Hillary Clinton, still struggling to fend off the primary challenge from Bernie Sanders, deployed her “secret weapon” this week: her husband, Bill, who delivered his first campaign speech on her behalf in Nashua and Exeter, N.H.
One can understand why. Unlike Hillary herself, Bill Clinton remains one of the most popular political figures in the country. His approval ratings consistently exceed 60 percent according to most polls.
Sure, there are blemishes. As Donald Trump didn’t hesitate to remind us, Bill Clinton’s sexual history is, shall we say, dubious. But viewed through the wreckage of the Obama and Bush presidencies, the Clinton era looks pretty darn good by comparison.
Indeed, Clinton spent much of his New Hampshire speech, not touting Hillary’s virtues, but reminding voters of his own presidential successes. At one point he went over two minutes without mentioning her name.

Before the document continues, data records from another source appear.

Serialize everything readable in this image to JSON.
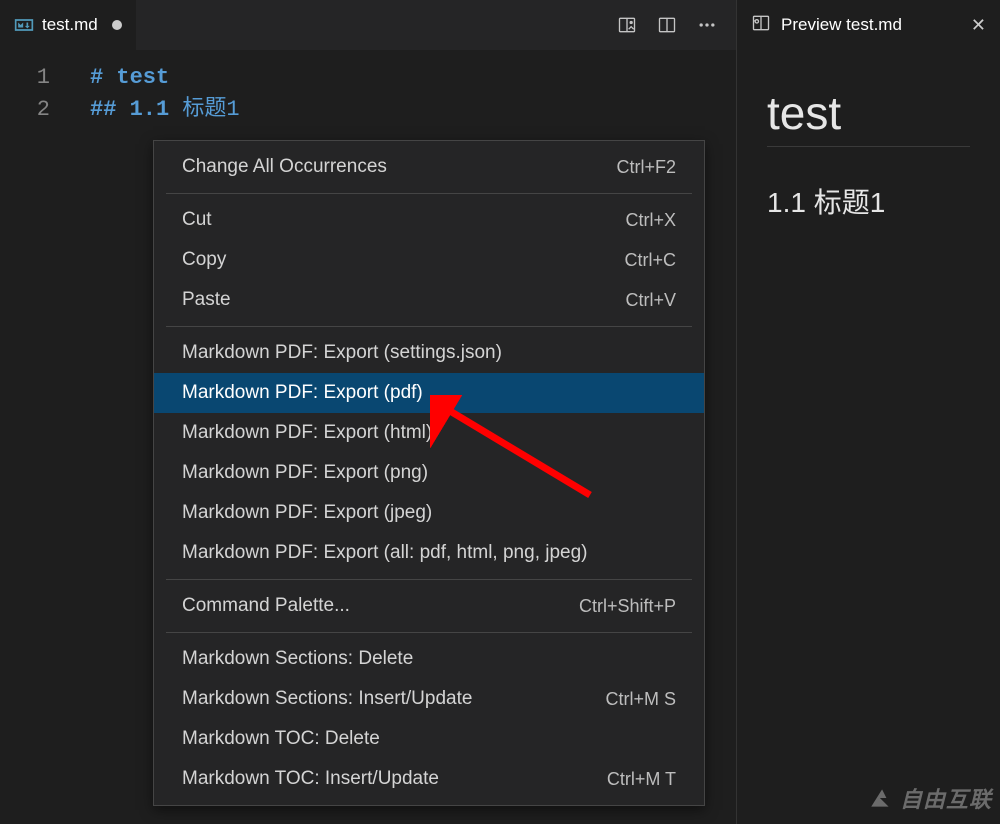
{
  "editor": {
    "tab": {
      "filename": "test.md",
      "dirty": true
    },
    "lines": [
      {
        "n": "1",
        "hash": "#",
        "text": "test"
      },
      {
        "n": "2",
        "hash": "##",
        "prefix": "1.1",
        "text": "标题1"
      }
    ],
    "actions": {
      "preview_side": "preview-side",
      "split": "split",
      "more": "more"
    }
  },
  "context_menu": {
    "groups": [
      [
        {
          "label": "Change All Occurrences",
          "shortcut": "Ctrl+F2"
        }
      ],
      [
        {
          "label": "Cut",
          "shortcut": "Ctrl+X"
        },
        {
          "label": "Copy",
          "shortcut": "Ctrl+C"
        },
        {
          "label": "Paste",
          "shortcut": "Ctrl+V"
        }
      ],
      [
        {
          "label": "Markdown PDF: Export (settings.json)"
        },
        {
          "label": "Markdown PDF: Export (pdf)",
          "highlight": true
        },
        {
          "label": "Markdown PDF: Export (html)"
        },
        {
          "label": "Markdown PDF: Export (png)"
        },
        {
          "label": "Markdown PDF: Export (jpeg)"
        },
        {
          "label": "Markdown PDF: Export (all: pdf, html, png, jpeg)"
        }
      ],
      [
        {
          "label": "Command Palette...",
          "shortcut": "Ctrl+Shift+P"
        }
      ],
      [
        {
          "label": "Markdown Sections: Delete"
        },
        {
          "label": "Markdown Sections: Insert/Update",
          "shortcut": "Ctrl+M S"
        },
        {
          "label": "Markdown TOC: Delete"
        },
        {
          "label": "Markdown TOC: Insert/Update",
          "shortcut": "Ctrl+M T"
        }
      ]
    ]
  },
  "preview": {
    "tab_label": "Preview test.md",
    "h1": "test",
    "h2": "1.1 标题1"
  },
  "watermark": "自由互联"
}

But unfortunately for nostalgic voters, a Hillary Clinton presidency would be very different from Bill’s.
Bill Clinton, after all, was a “New Democrat,” the president who declared that “the era of big government is over.” Hillary is an unapologetic defender of ever bigger government. In that same State of the Union address where he announced the demise of big government, Bill went on to say that he had “worked to give the American people a smaller, less bureaucratic Government in Washington. And we have to give the American people one that lives within its means.” If Hillary said anything even close to that, her head would explode.
For example, Bill was a champion of free trade, pushing through NAFTA among other trade agreements. But Hillary is campaigning as a protectionist, even repudiating the Trans-Pacific Partnership that she helped negotiate.
Bill — pushed, of course, by Republicans in Congress — brought us welfare reform. Hillary seeks to expand the American welfare state.
Bill presided over the first and only balanced budgets since the Nixon administration. Federal spending averaged just 19.2 percent of GDP during the Clinton presidency and bottomed out at just 17.6 percent, the lowest level since 1966. Hillary Clinton, on the other hand, has already called for more than $1.1 trillion in new spending over the next ten years. And while Bill seriously explored entitlement reform, even considering the possibility of allowing younger workers to invest privately a small portion of their Social Security taxes, Hillary not only opposes any efforts to “cut or privatize the program,” she actually wants to expand it to offer new and additional benefits.
Bill Clinton’s presidency was hardly a golden age of small government. But there were notable successes on the deregulation front, including in telecommunications, transportation, and financial services. Today, Hillary proposes a host of new business regulations — a higher minimum wage, paid family and medical leave, and fixed rather than flexible schedules. She believes that Dodd–Frank doesn’t go far enough. And she supports much tougher EPA regulations.
The media often bemoan the GOP’s move to the right. And it is true that the Republican party is, in fundamental ways, more conservative than it ever has been. But these same observers ignore the Democratic party’s move even farther to the left. The Democratic Leadership Council has been supplanted by Occupy Wall Street.
Some wonder whether Ronald Reagan would be labeled a RINO by today’s Republicans. Perhaps. But there is no doubt that Bill Clinton would never be nominated by today’s Democratic party.
In fact, it is doubtful that today’s Democratic party would even nominate the Hillary Clinton of 1992–2000. She has had to “evolve” on a host of other issues besides the ones mentioned above — same-sex marriage, the Iraq war, and even undocumented immigrants. Certainly, no one can accuse her of “a foolish consistency,” to borrow Emerson’s phrase.
At the start of his New Hampshire speech, Bill Clinton remarked that, when it comes to politics today, “I don’t fit anymore.” He was referring to the voter anger driving the Trump candidacy, among other things. But he might just as well have been talking about today’s Democratic party or his wife’s campaign.
Michael Tanner is a senior fellow at the Cato Institute and the author of “Going for Broke: Deficits, Debt, and the Entitlement Crisis.” Send comments to email@example.com.